The truth is that many people today equate their happiness with the number of likes, comments, and shares they receive on social media. It’s almost as if the more you broadcast your life, the happier you’re expected to be. The pressure to create and maintain an impeccable online image can be overwhelming, driving us to put on a facade of perfection, even when we’re struggling behind the screen.
On social media, many people pretend that their life is flawless. They carefully select the moments they want to share, spending time filtering their photos and writing captions that would be witty enough to capture the attention of their followers. Often times the dazzling smiles we see in photos hide the tears of loneliness and the struggles, and the insecurities that make us human. The result is a world where everyone’s life appears flawless, but the truth is quite different.
The irony here is that the more we strive for online perfection, the more disconnected we become from our real selves and the people around us. We end up living in a constant state of comparison and envy, as we measure our lives against those picture-perfect profiles. It’s as if we’re all competing in an unspoken contest for the title of “happiest life,” a title that’s often empty and hollow, leaving us lonelier than ever.

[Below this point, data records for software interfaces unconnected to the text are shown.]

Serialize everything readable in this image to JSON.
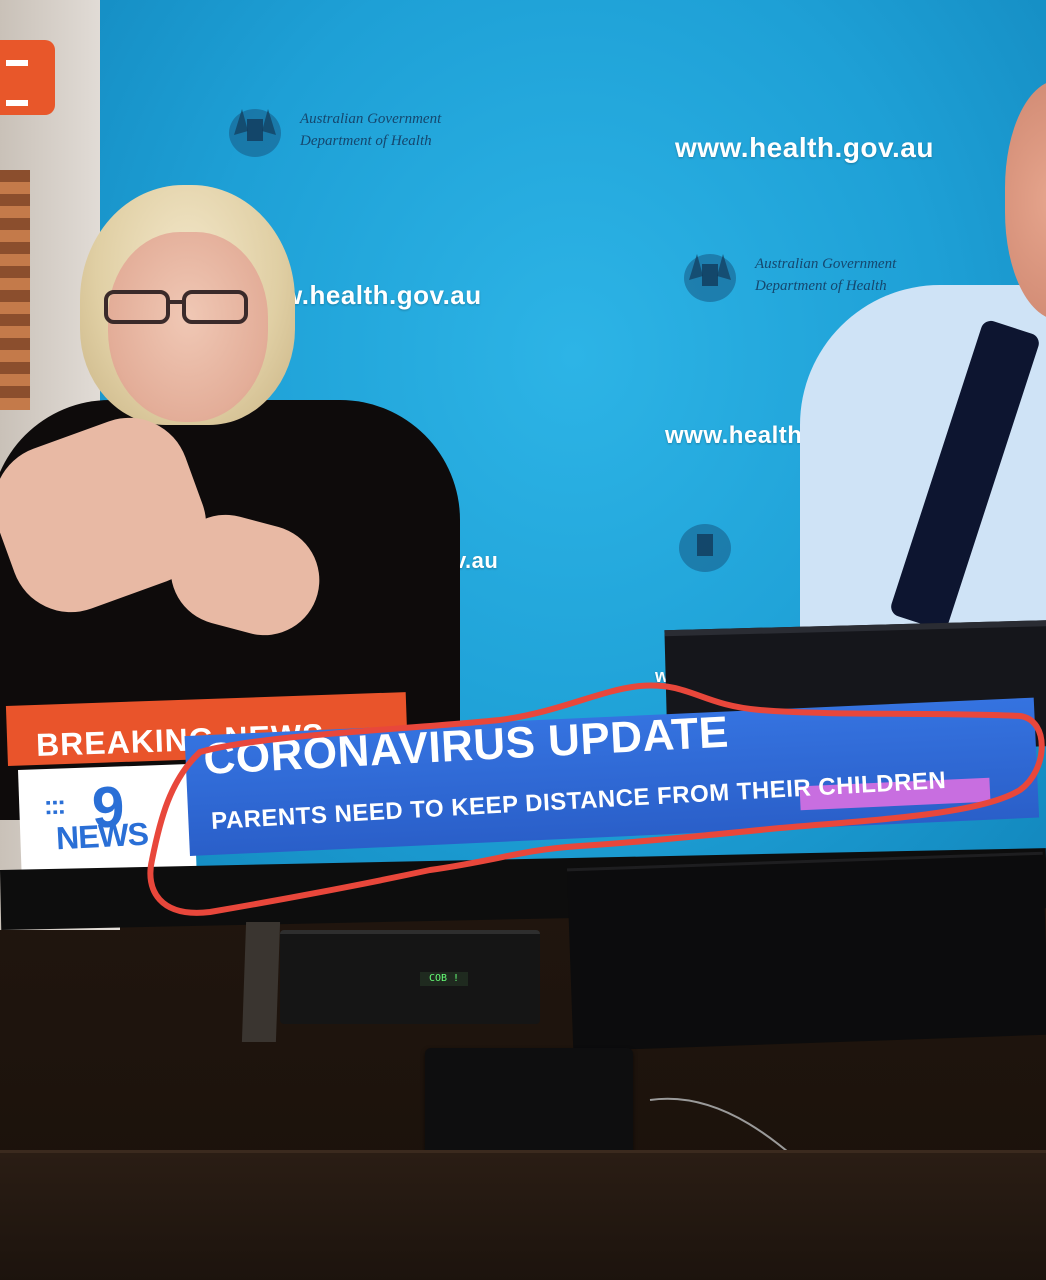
{
  "backdrop": {
    "website": "www.health.gov.au",
    "website_partial_1": "w.health.gov.au",
    "website_partial_2": "www.health.go",
    "website_partial_3": "ov.au",
    "website_partial_4": "ww",
    "gov_line_1": "Australian Government",
    "gov_line_2": "Department of Health"
  },
  "ticker": {
    "breaking_label": "BREAKING NEWS",
    "logo_number": "9",
    "logo_dots": ":::",
    "logo_word": "NEWS",
    "headline": "CORONAVIRUS UPDATE",
    "subline": "PARENTS NEED TO KEEP DISTANCE FROM THEIR CHILDREN"
  },
  "device": {
    "display_text": "COB !"
  },
  "colors": {
    "backdrop_blue": "#1ea0d6",
    "ticker_blue": "#2a5fc9",
    "breaking_orange": "#e9542b",
    "outline_red": "#e8473b",
    "accent_pink": "#c86ee0"
  }
}
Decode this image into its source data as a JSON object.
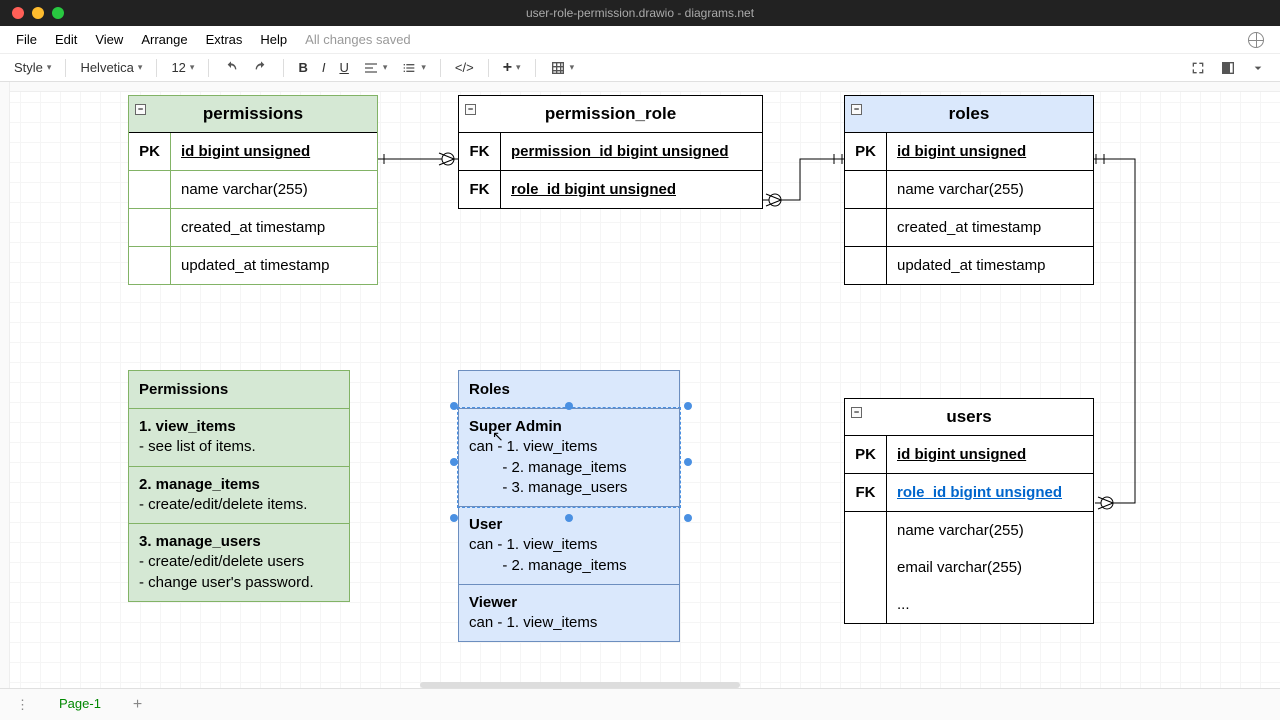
{
  "window": {
    "title": "user-role-permission.drawio - diagrams.net"
  },
  "menubar": {
    "items": [
      "File",
      "Edit",
      "View",
      "Arrange",
      "Extras",
      "Help"
    ],
    "status": "All changes saved"
  },
  "toolbar": {
    "style": "Style",
    "font": "Helvetica",
    "fontsize": "12"
  },
  "entities": {
    "permissions": {
      "title": "permissions",
      "rows": [
        {
          "key": "PK",
          "field": "id bigint unsigned",
          "pk": true
        },
        {
          "key": "",
          "field": "name varchar(255)"
        },
        {
          "key": "",
          "field": "created_at timestamp"
        },
        {
          "key": "",
          "field": "updated_at timestamp"
        }
      ]
    },
    "permission_role": {
      "title": "permission_role",
      "rows": [
        {
          "key": "FK",
          "field": "permission_id bigint unsigned",
          "pk": true
        },
        {
          "key": "FK",
          "field": "role_id bigint unsigned",
          "pk": true
        }
      ]
    },
    "roles": {
      "title": "roles",
      "rows": [
        {
          "key": "PK",
          "field": "id bigint unsigned",
          "pk": true
        },
        {
          "key": "",
          "field": "name varchar(255)"
        },
        {
          "key": "",
          "field": "created_at timestamp"
        },
        {
          "key": "",
          "field": "updated_at timestamp"
        }
      ]
    },
    "users": {
      "title": "users",
      "rows": [
        {
          "key": "PK",
          "field": "id bigint unsigned",
          "pk": true
        },
        {
          "key": "FK",
          "field": "role_id bigint unsigned",
          "fk": true
        },
        {
          "key": "",
          "field": "name varchar(255)"
        },
        {
          "key": "",
          "field": "email varchar(255)"
        },
        {
          "key": "",
          "field": "..."
        }
      ]
    }
  },
  "notes": {
    "permissions": {
      "title": "Permissions",
      "items": [
        {
          "h": "1. view_items",
          "body": "- see list of items."
        },
        {
          "h": "2. manage_items",
          "body": "- create/edit/delete items."
        },
        {
          "h": "3. manage_users",
          "body": "- create/edit/delete users\n- change user's password."
        }
      ]
    },
    "roles": {
      "title": "Roles",
      "items": [
        {
          "h": "Super Admin",
          "body": "can - 1. view_items\n        - 2. manage_items\n        - 3. manage_users"
        },
        {
          "h": "User",
          "body": "can - 1. view_items\n        - 2. manage_items"
        },
        {
          "h": "Viewer",
          "body": "can - 1. view_items"
        }
      ]
    }
  },
  "tabs": {
    "page": "Page-1"
  }
}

Moreover, the race for validation through likes and comments can be an endless loop. The dopamine rush we get from those virtual approvals can become addictive, turning our online presence into a never-ending chase for affirmation. However, the emptiness of this pursuit is unmistakable when we log off and find ourselves alone, grappling with the feelings of inadequacy and a yearning for real, meaningful connections.
The good news is that we don’t have to live in this perpetual state of loneliness. We can break free from the cycle of seeking external validation and start focusing on what truly matters. Rather than crafting a picture-perfect image online, we should seek to build authentic, fulfilling relationships offline.
Connecting with friends and loved ones in real life, sharing our joys and sorrows with them, and supporting each other through life’s ups and downs can help us rediscover genuine happiness. Social media can be a tool for staying connected and sharing our lives, but it should never be the sole source of our self-worth or happiness.
We are a world of people who sometimes get lost in the illusion of online perfection. It’s vital that we remember that life is messy, and that’s okay. True happiness comes from authentic experiences, meaningful connections, and embracing our imperfections. Let’s put down our screens more often and start cherishing the real, unfiltered moments that make life beautiful. After all, happiness is best shared with those we love, not just with our online followers.